KENNETH CITY — The Lealman Fire Commission voted unanimously Monday to sue this town to try to overturn last week's annexation of 16 parcels of Lealman land.
The decision made good on a warning the board's attorney issued last week during a Kenneth City council meeting: Refrain from annexing the parcels or else.
The council ignored the warning and annexed the land, which totals about 9 1/2 acres. The acreage brings in about $5,594 annually in taxes to the fire district. Two of the parcels are owned by Kenneth City and have no taxable value.
Under state law, the lawsuit will not go straight to court, but to mediation. If Lealman ultimately wins, Kenneth City would have to pay the district's attorney fees and costs. If Lealman ultimately loses, the district would have to pay Kenneth City's costs and attorney fees. If mediation fails, the case could go to court.
Kenneth City Mayor Teresa Zemaitis said Tuesday she wanted to consult with the town attorney before deciding whether to comment on the lawsuit.
But Zemaitis said earlier she is not backing down from annexing land in Lealman as a way to increase Kenneth City's income and prevent large tax increases.
Annexation has long been a sore point with the Lealman Fire District, which has seen its tax base shrink over the years because of annexations by Seminole, St. Petersburg, Pinellas Park and Kenneth City.

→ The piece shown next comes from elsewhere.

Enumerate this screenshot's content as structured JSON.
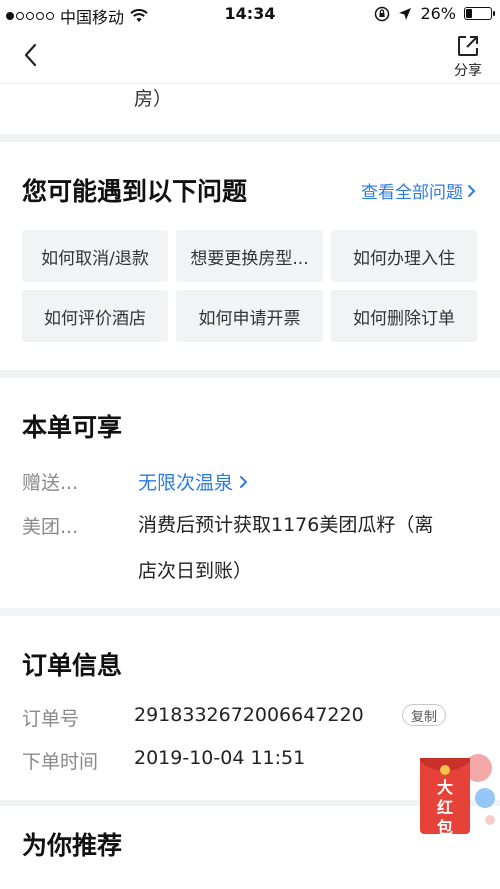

In recent years, however, annexations have tailed off as the district reached agreements with Seminole and Pinellas Park. Seminole agreed not to annex into Lealman. And Pinellas Park has agreed not to expand into the area for the foreseeable future.
St. Petersburg has been reluctant to take land from the area because of a state law that requires an annexing city to pay Lealman's fire taxes on that property for the first four years after the annexation. After that, the taxes would go to the city coffers.
Kenneth City also had an oral agreement not to annex Lealman property, but last year Zemaitis, who was not a party to that agreement, weighed the options and decided that the franchise fees and other money from properties would outweigh the four-year requirement to pay Lealman's fire taxes.
She led the council in annexing seven properties with a total taxable value of about $7,200 a year.
Those annexations prompted the Lealman district to cancel a contract to provide Kenneth City with fire service — a decision that cost Lealman about $210,000 a year for the five years left on the contract.
Kenneth City turned to Pinellas Park to provide fire service. Pinellas Park then moved one of its fire engines into Kenneth City. And now the county is considering moving a paramedic position from Lealman Station 19 to Kenneth City Station 16.
The county estimates the move would save about $451,000 annually in countywide taxes. Pinellas Park estimates it would receive about $300,000 a year more in countywide funding for the paramedic position. And Lealman, which would lose a rescue vehicle as well as funding for several paramedics, would lose about $860,000 each year in county funds.
That's in addition to the more than $200,000 it has forfeited from canceling the Kenneth City contract.
Reach Anne Lindberg at firstname.lastname@example.org or (727) 893-8450.